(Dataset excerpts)
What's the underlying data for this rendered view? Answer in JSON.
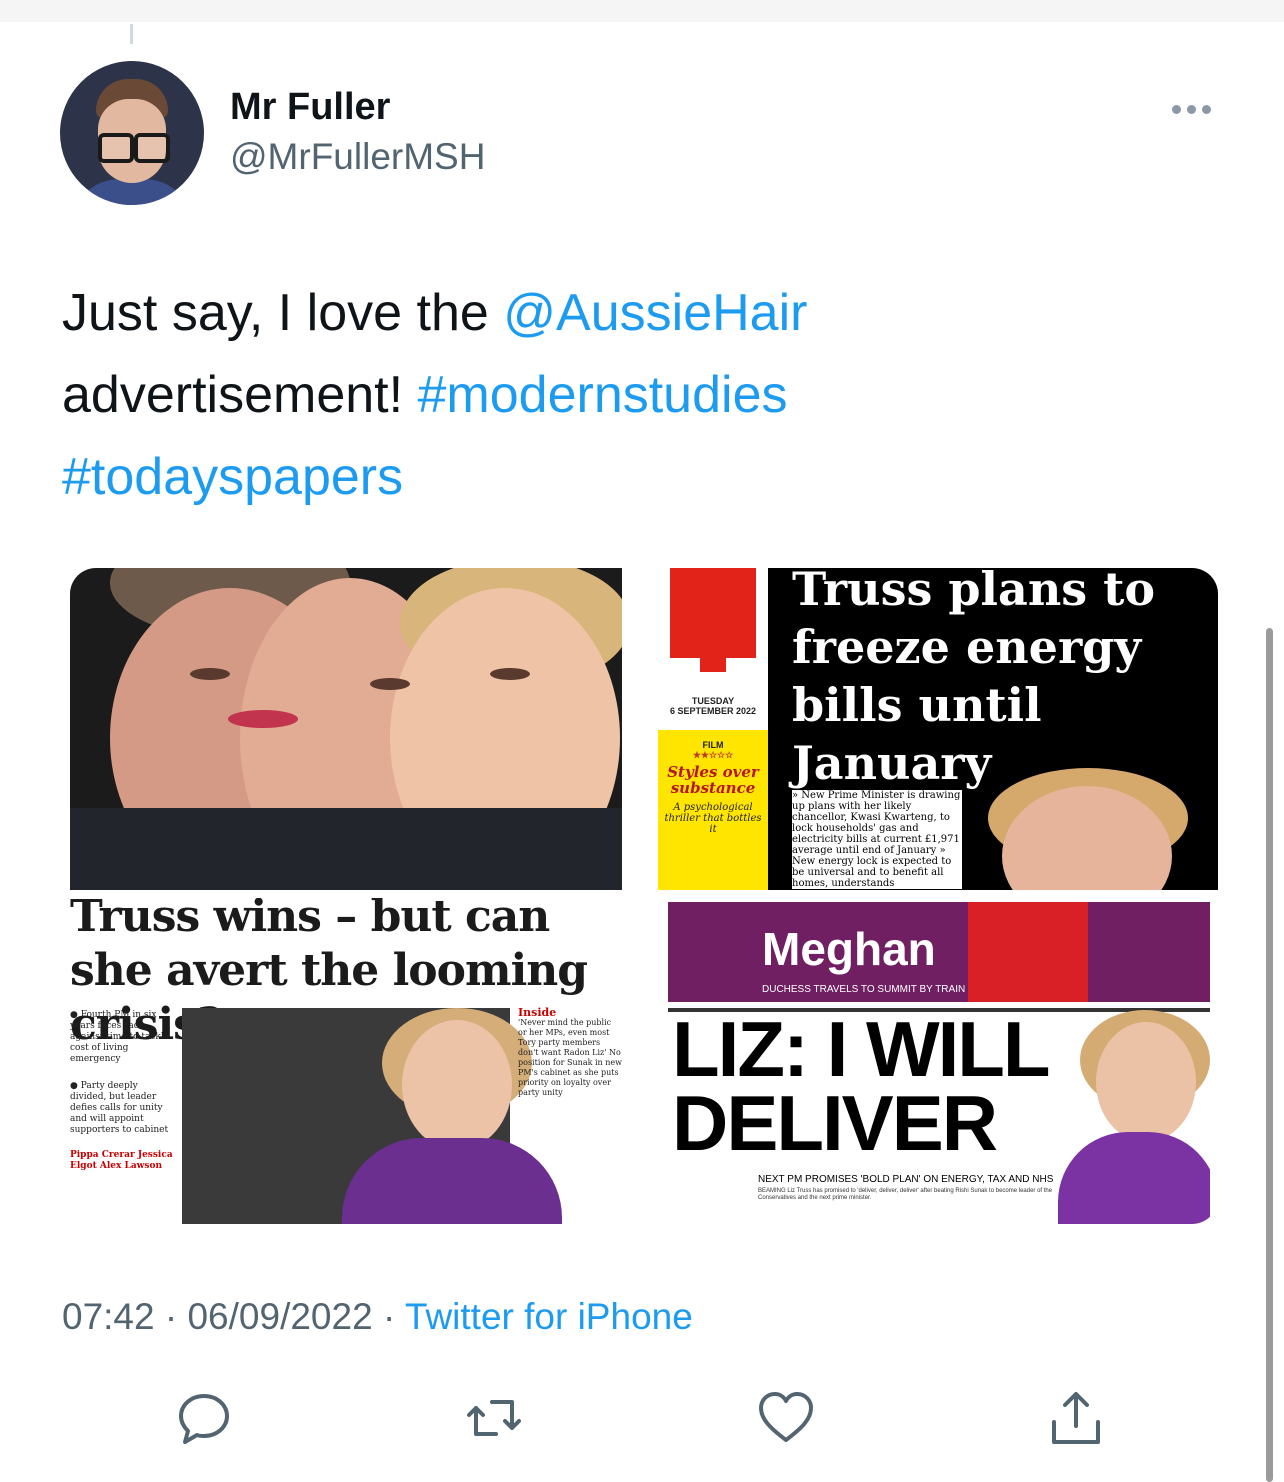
{
  "tweet": {
    "author_name": "Mr Fuller",
    "author_handle": "@MrFullerMSH",
    "text_before": "Just say, I love the ",
    "mention": "@AussieHair",
    "text_middle": " advertisement! ",
    "hashtag1": "#modernstudies",
    "hashtag2": "#todayspapers",
    "time": "07:42",
    "separator": " · ",
    "date": "06/09/2022",
    "client": "Twitter for iPhone"
  },
  "papers": {
    "i_date_line1": "TUESDAY",
    "i_date_line2": "6 SEPTEMBER 2022",
    "i_film": "FILM",
    "i_stars": "★★☆☆☆",
    "i_feature_title": "Styles over substance",
    "i_feature_sub": "A psychological thriller that bottles it",
    "i_headline": "Truss plans to freeze energy bills until January",
    "i_body": "» New Prime Minister is drawing up plans with her likely chancellor, Kwasi Kwarteng, to lock households' gas and electricity bills at current £1,971 average until end of January  » New energy lock is expected to be universal and to benefit all homes, understands",
    "guardian_headline": "Truss wins – but can she avert the looming crisis?",
    "guardian_col1": "● Fourth PM in six years faces race against time to tackle cost of living emergency",
    "guardian_col2": "● Party deeply divided, but leader defies calls for unity and will appoint supporters to cabinet",
    "guardian_byline": "Pippa Crerar  Jessica Elgot  Alex Lawson",
    "guardian_inside_title": "Inside",
    "guardian_inside_text": "'Never mind the public or her MPs, even most Tory party members don't want Radon Liz'  No position for Sunak in new PM's cabinet as she puts priority on loyalty over party unity",
    "metro_top": "Meghan",
    "metro_top_sub": "DUCHESS TRAVELS TO SUMMIT BY TRAIN",
    "metro_headline_1": "LIZ: I WILL",
    "metro_headline_2": "DELIVER",
    "metro_sub": "NEXT PM PROMISES 'BOLD PLAN' ON ENERGY, TAX AND NHS",
    "metro_body": "BEAMING Liz Truss has promised to 'deliver, deliver, deliver' after beating Rishi Sunak to become leader of the Conservatives and the next prime minister."
  },
  "colors": {
    "link": "#1d9bf0",
    "secondary_text": "#536471",
    "primary_text": "#0f1419"
  },
  "icons": [
    "reply-icon",
    "retweet-icon",
    "like-icon",
    "share-icon",
    "more-options-icon"
  ]
}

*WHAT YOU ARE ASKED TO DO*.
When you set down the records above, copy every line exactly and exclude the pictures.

*EXERCISE SOLUTION*.
What's the underlying data for this rendered view? Answer in JSON.
{
  "tweet": {
    "author_name": "Mr Fuller",
    "author_handle": "@MrFullerMSH",
    "text_before": "Just say, I love the ",
    "mention": "@AussieHair",
    "text_middle": " advertisement! ",
    "hashtag1": "#modernstudies",
    "hashtag2": "#todayspapers",
    "time": "07:42",
    "separator": " · ",
    "date": "06/09/2022",
    "client": "Twitter for iPhone"
  },
  "papers": {
    "i_date_line1": "TUESDAY",
    "i_date_line2": "6 SEPTEMBER 2022",
    "i_film": "FILM",
    "i_stars": "★★☆☆☆",
    "i_feature_title": "Styles over substance",
    "i_feature_sub": "A psychological thriller that bottles it",
    "i_headline": "Truss plans to freeze energy bills until January",
    "i_body": "» New Prime Minister is drawing up plans with her likely chancellor, Kwasi Kwarteng, to lock households' gas and electricity bills at current £1,971 average until end of January  » New energy lock is expected to be universal and to benefit all homes, understands",
    "guardian_headline": "Truss wins – but can she avert the looming crisis?",
    "guardian_col1": "● Fourth PM in six years faces race against time to tackle cost of living emergency",
    "guardian_col2": "● Party deeply divided, but leader defies calls for unity and will appoint supporters to cabinet",
    "guardian_byline": "Pippa Crerar  Jessica Elgot  Alex Lawson",
    "guardian_inside_title": "Inside",
    "guardian_inside_text": "'Never mind the public or her MPs, even most Tory party members don't want Radon Liz'  No position for Sunak in new PM's cabinet as she puts priority on loyalty over party unity",
    "metro_top": "Meghan",
    "metro_top_sub": "DUCHESS TRAVELS TO SUMMIT BY TRAIN",
    "metro_headline_1": "LIZ: I WILL",
    "metro_headline_2": "DELIVER",
    "metro_sub": "NEXT PM PROMISES 'BOLD PLAN' ON ENERGY, TAX AND NHS",
    "metro_body": "BEAMING Liz Truss has promised to 'deliver, deliver, deliver' after beating Rishi Sunak to become leader of the Conservatives and the next prime minister."
  },
  "colors": {
    "link": "#1d9bf0",
    "secondary_text": "#536471",
    "primary_text": "#0f1419"
  },
  "icons": [
    "reply-icon",
    "retweet-icon",
    "like-icon",
    "share-icon",
    "more-options-icon"
  ]
}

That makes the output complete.